What is National Data Privacy Day?

Data Privacy Day on January 28 reminds people to prioritize data security as their online and offline lives merge. Most of them don’t give much thought to data privacy until after they’ve already been the victim of a data breach, even though they live in an increasingly digital world.

As people increasingly rely on digital technologies to handle all aspects of their lives, they must reevaluate how much personal information they reveal, where and when they reveal it, and with whom they share it.

 

What Exactly is Data Privacy?

Companies of all sizes gather information about their clientele, potential clients, and staff members. It is done so that they can track their clientele, learn more about the industry, and find ways to better serve their customers. Information about a person includes but is not limited to, that person’s name, Social Security number, birthdate, mother’s maiden name, location, race, ethnicity, religion, genetic data, biometric records, medical history, education history, and employment history.

Data privacy, also known as information privacy, concerns the security of such information and the observance of applicable data protection regulations.

 

What is the History of National Data Privacy Day?

The importance of protecting personal information is not a recent phenomenon or a feature of the digital era. Information about us has been vulnerable to theft for decades. Collecting personal information, both legally and illegally, has become much simpler thanks to the advent of digital technologies.

Protecting personal information isn’t typically at the top of most people’s daily to-do lists. You probably didn’t give it much thought when you turned on your desktop, laptop, or mobile phone this morning to do the myriad of mundane tasks we routinely perform with the help of technology, such as checking email, reading the news, researching investments, and more.

While data security and privacy are intertwined, they are not the same. To illustrate the distinction, people find it helpful to compare data security to physical security measures such as installing window bars.

Most end-users don’t give much thought to data privacy beyond ensuring no one else has their passwords. There is an implicit assumption that software and data service providers will protect the private information they obtain from their customers in exchange for access to their products and services. However, companies today do not necessarily treat the personal data they collect as confidential.

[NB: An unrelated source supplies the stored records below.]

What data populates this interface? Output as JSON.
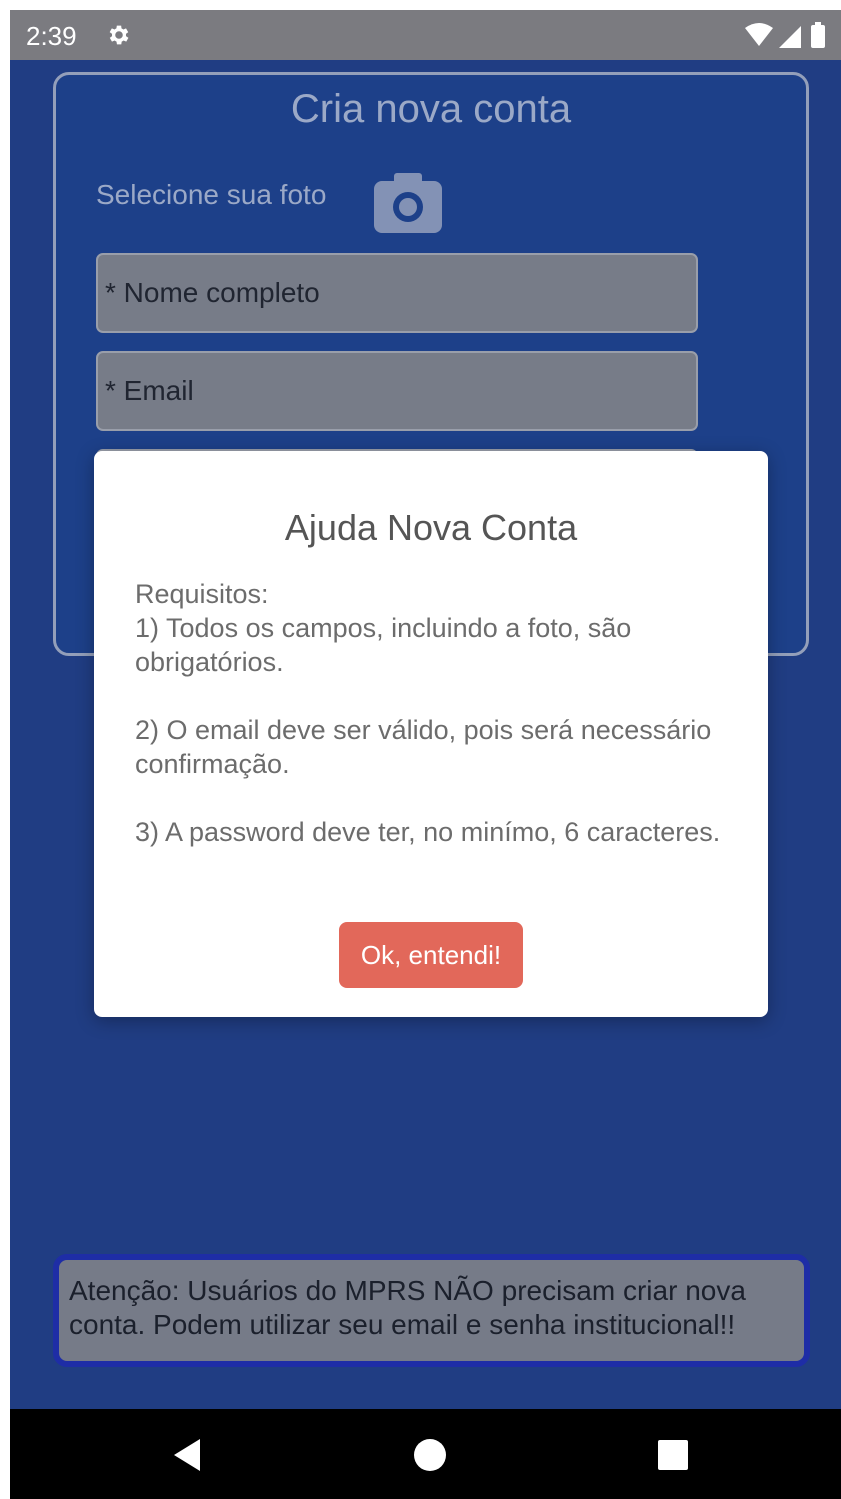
{
  "status_bar": {
    "time": "2:39",
    "icons": [
      "settings-gear-icon",
      "wifi-icon",
      "signal-icon",
      "battery-icon"
    ]
  },
  "form": {
    "title": "Cria nova conta",
    "photo_label": "Selecione sua foto",
    "camera_icon": "camera-icon",
    "fields": {
      "name_placeholder": "* Nome completo",
      "email_placeholder": "* Email"
    }
  },
  "warning": {
    "text": "Atenção: Usuários do MPRS NÃO precisam criar nova conta. Podem utilizar seu email e senha institucional!!",
    "border_color": "#1f2bb0"
  },
  "dialog": {
    "title": "Ajuda Nova Conta",
    "heading": "Requisitos:",
    "req1": "1) Todos os campos, incluindo a foto, são obrigatórios.",
    "req2": "2) O email deve ser válido, pois será necessário confirmação.",
    "req3": "3) A password deve ter, no minímo, 6 caracteres.",
    "ok_label": "Ok, entendi!",
    "ok_color": "#e2685a"
  },
  "nav_bar": {
    "icons": [
      "back-icon",
      "home-icon",
      "recents-icon"
    ]
  }
}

Data Privacy Day is a wake-up call for anyone “on the grid,” meaning they use any kind of digital device for any reason, and who believes their data is secure because they have installed anti-spam and firewall programs.

 

What is the Importance of Data Privacy?

What you know about yourself is valuable. Suppose your information falls into the hands of cybercriminals. In that case, it will be sold on the “dark web” over and over again for years to hackers and spammers who will, at best, bombard you with annoying spam and, at worst, use your personal information to empty your bank accounts, investment accounts, buy homes and cars, and go on luxurious cruise vacations on your credit.

 

Whose Responsibility is it to Ensure the Security of Personal Information?

There is currently no agreement on who is accountable for protecting personal information. Some people believe businesses and governments have the best grasp on this complicated issue, while others believe it is the responsibility of individuals to safeguard their personal information.